> _TO DO_
Tally the lines of the entries in which the string "JSON" occurs, and say only how many.

(Component data from apps and pages)
BEGIN

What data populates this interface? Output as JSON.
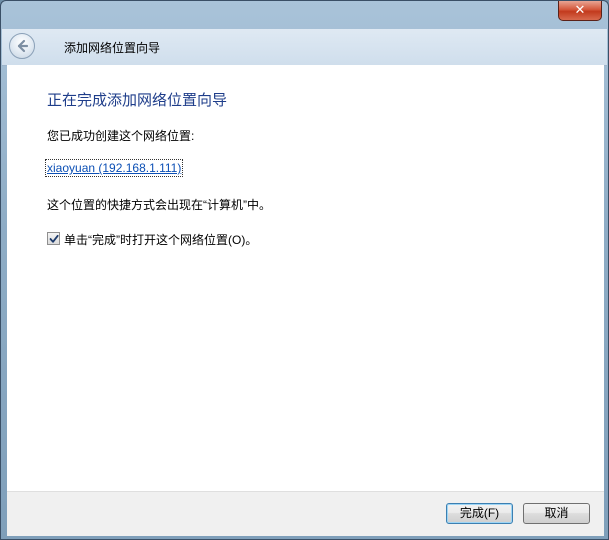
{
  "window": {
    "close_glyph": "✕"
  },
  "nav": {
    "back_icon": "back-arrow-icon",
    "title": "添加网络位置向导"
  },
  "content": {
    "heading": "正在完成添加网络位置向导",
    "created_text": "您已成功创建这个网络位置:",
    "location_link": "xiaoyuan (192.168.1.111)",
    "shortcut_text": "这个位置的快捷方式会出现在“计算机”中。",
    "checkbox_label": "单击“完成”时打开这个网络位置(O)。",
    "checkbox_checked": true
  },
  "footer": {
    "finish_label": "完成(F)",
    "cancel_label": "取消"
  },
  "colors": {
    "heading": "#1e3d8a",
    "link": "#0b4fb5",
    "close_button": "#c23a1d"
  }
}
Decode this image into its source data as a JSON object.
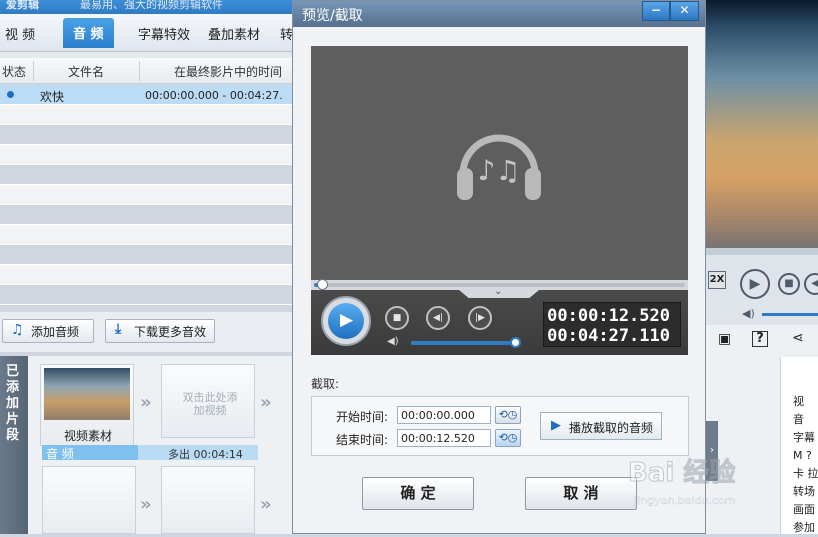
{
  "app": {
    "title": "爱剪辑",
    "slogan": "最易用、强大的视频剪辑软件"
  },
  "tabs": [
    "视 频",
    "音 频",
    "字幕特效",
    "叠加素材",
    "转"
  ],
  "active_tab": "音 频",
  "audio_list": {
    "columns": [
      "状态",
      "文件名",
      "在最终影片中的时间"
    ],
    "rows": [
      {
        "name": "欢快",
        "time": "00:00:00.000 - 00:04:27."
      }
    ]
  },
  "toolbar": {
    "add_audio": "添加音频",
    "download_more": "下载更多音效"
  },
  "added_clips": {
    "label": "已添加片段",
    "clip1_label": "视频素材",
    "placeholder": "双击此处添加视频",
    "audio_track_label": "音 频",
    "audio_track_extra": "多出 00:04:14"
  },
  "right_panel": {
    "speed": "2X",
    "list": [
      "视",
      "音",
      "字幕",
      "M ?",
      "卡 拉",
      "转场",
      "画面",
      "参加"
    ]
  },
  "dialog": {
    "title": "预览/截取",
    "minimize": "−",
    "close": "✕",
    "current_time": "00:00:12.520",
    "total_time": "00:04:27.110",
    "progress": 0.005,
    "volume": 1.0,
    "cut_label": "截取:",
    "start_label": "开始时间:",
    "start_value": "00:00:00.000",
    "end_label": "结束时间:",
    "end_value": "00:00:12.520",
    "play_cut": "播放截取的音频",
    "ok": "确 定",
    "cancel": "取 消"
  },
  "watermark": {
    "logo": "Bai 经验",
    "url": "jingyan.baidu.com"
  },
  "colors": {
    "accent": "#2a7fcc",
    "player_bg": "#5e5e5e",
    "selected_row": "#bcdcf6"
  }
}
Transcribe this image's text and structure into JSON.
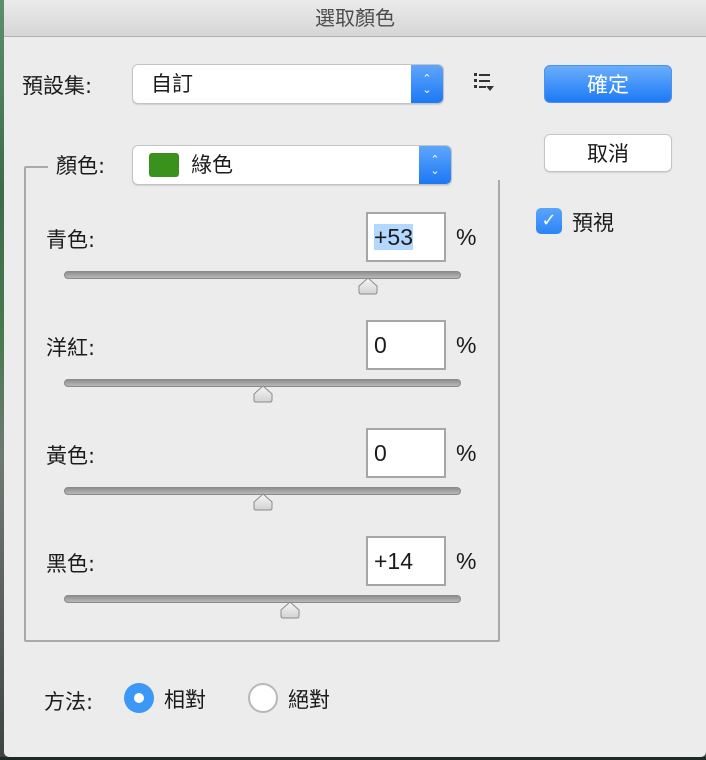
{
  "window": {
    "title": "選取顏色"
  },
  "preset": {
    "label": "預設集:",
    "value": "自訂",
    "menu_icon": "preset-options-list-icon"
  },
  "buttons": {
    "ok": "確定",
    "cancel": "取消"
  },
  "preview": {
    "label": "預視",
    "checked": true
  },
  "colors": {
    "label": "顏色:",
    "value": "綠色",
    "swatch_color": "#3a911b"
  },
  "sliders": [
    {
      "label": "青色:",
      "value": "+53",
      "numeric": 53,
      "unit": "%",
      "selected": true
    },
    {
      "label": "洋紅:",
      "value": "0",
      "numeric": 0,
      "unit": "%",
      "selected": false
    },
    {
      "label": "黃色:",
      "value": "0",
      "numeric": 0,
      "unit": "%",
      "selected": false
    },
    {
      "label": "黑色:",
      "value": "+14",
      "numeric": 14,
      "unit": "%",
      "selected": false
    }
  ],
  "slider_range": [
    -100,
    100
  ],
  "method": {
    "label": "方法:",
    "options": [
      {
        "label": "相對",
        "selected": true
      },
      {
        "label": "絕對",
        "selected": false
      }
    ]
  },
  "theme": {
    "accent": "#1d7af6",
    "selection": "#b3d7fd"
  }
}
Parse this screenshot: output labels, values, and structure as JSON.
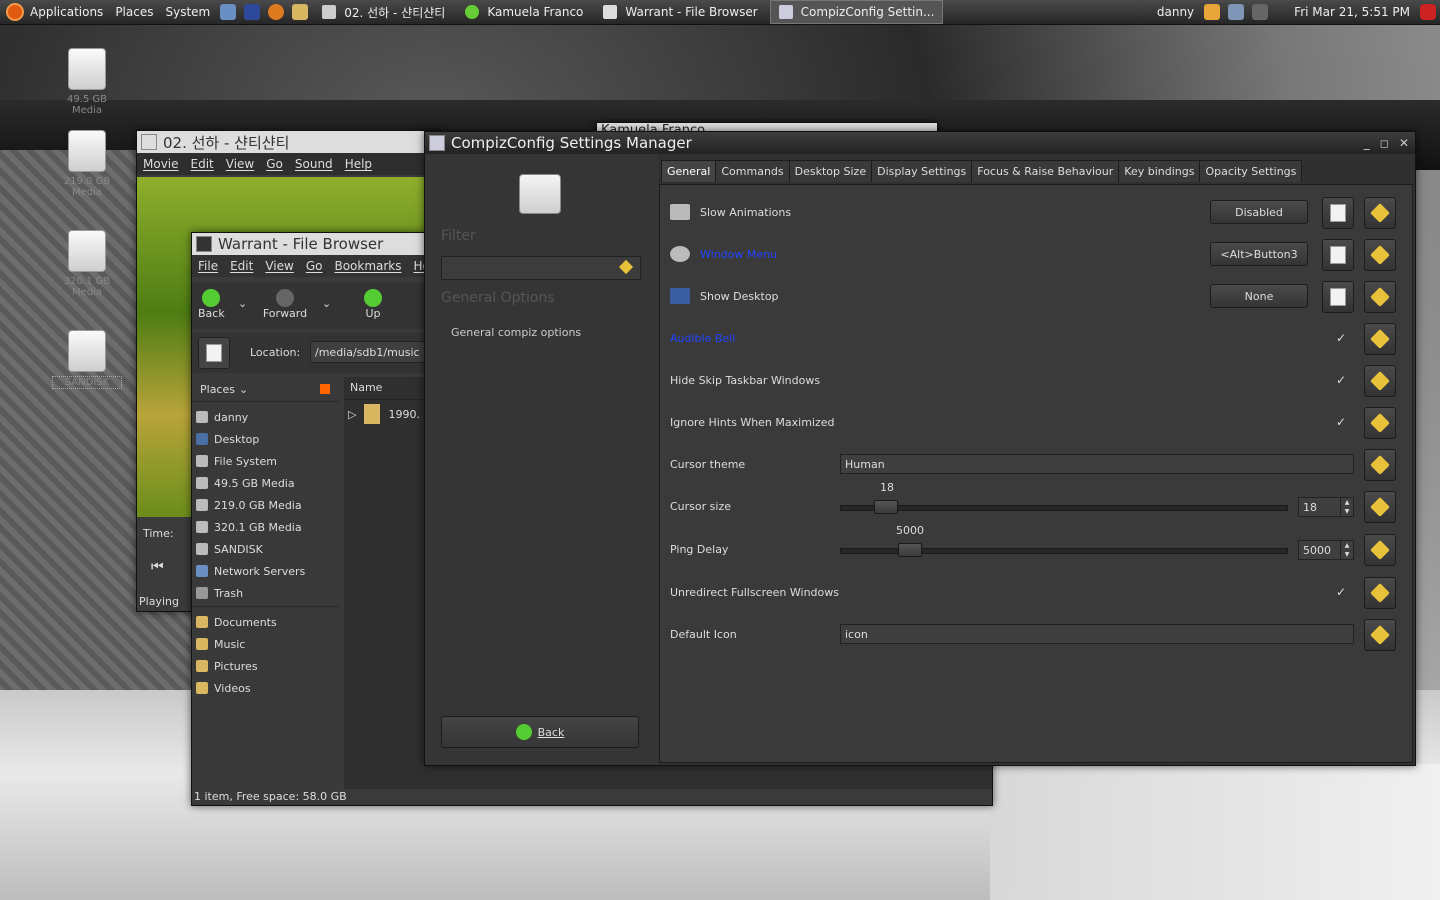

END

> _SOLUTION_
4